The eyeglasses, named Magic Eyes 2EX, were created by Dr. Nguyen Ba Hai, a lecturer at the Ho Chi Minh City-based University of Technology and Education.

The eyeglasses are equipped with a sensor to alert the wearer, through a series of vibrations, to nearby objects in front, behind or beside them.

A thousand pairs of the glasses will be provided for free for visually-impaired people who are listed as belonging to poor households.

The pilot project is expected to be completed within a year and is estimated to cost about VND5.57 billion ($250,000), sourced from State funds, including investment capital for research and development, analysis and evaluation work and the production of 1,000 glasses, according to Ministry of Science and Technology.

If successful, the Magic Eyes 2EX will be mass-produced with an expected retail price of about VND2 million.

There are also plans to upgrade several function from the current model, such as adding adjustable vibration intensity, improved obstacle detection and the ability to operate in all light conditions.

Its battery will also be upgraded to give it a life of up to 24 hours. Dr Hai is also considering installing some entertainment programs.

The first version of the magic eyeglasses looked like a hat, weighed about two kilograms and would have had a retail price of up to VND20 million.
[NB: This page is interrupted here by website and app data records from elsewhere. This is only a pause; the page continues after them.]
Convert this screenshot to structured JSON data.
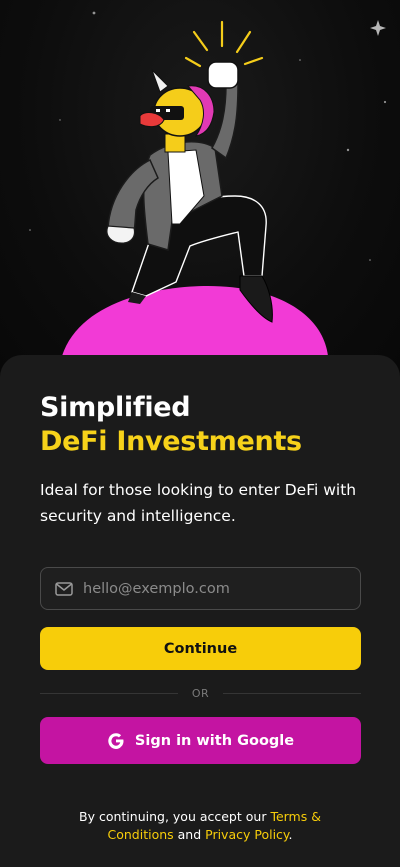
{
  "colors": {
    "background": "#0b0b0b",
    "sheet": "#1b1b1b",
    "accent_yellow": "#f7cd0a",
    "accent_magenta": "#c414a2",
    "planet_pink": "#f23ad6"
  },
  "hero": {
    "illustration": "unicorn-duck-dancing-on-planet",
    "icons": [
      "star-sparkle",
      "raised-fist",
      "sunglasses",
      "unicorn-horn"
    ]
  },
  "headline": {
    "line1": "Simplified",
    "line2": "DeFi Investments"
  },
  "subtitle": "Ideal for those looking to enter DeFi with security and intelligence.",
  "email": {
    "placeholder": "hello@exemplo.com",
    "value": "",
    "icon": "mail-icon"
  },
  "continue_label": "Continue",
  "divider_label": "OR",
  "google": {
    "label": "Sign in with Google",
    "icon": "google-icon"
  },
  "legal": {
    "prefix": "By continuing, you accept our ",
    "terms": "Terms & Conditions",
    "and": " and ",
    "privacy": "Privacy Policy",
    "suffix": "."
  }
}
The glasses being used in the pilot program are the ninth generation of the device. 

At present, about 1.2 million people suffer visual impairment in Vietnam, among whom 300,000 people are totally blind.

Dr.Hai told VnExpress that he hoped in the near future, more magic eyeglasses will be produced to meet the demand of the roughly 400,000 visually-impaired people living in poverty.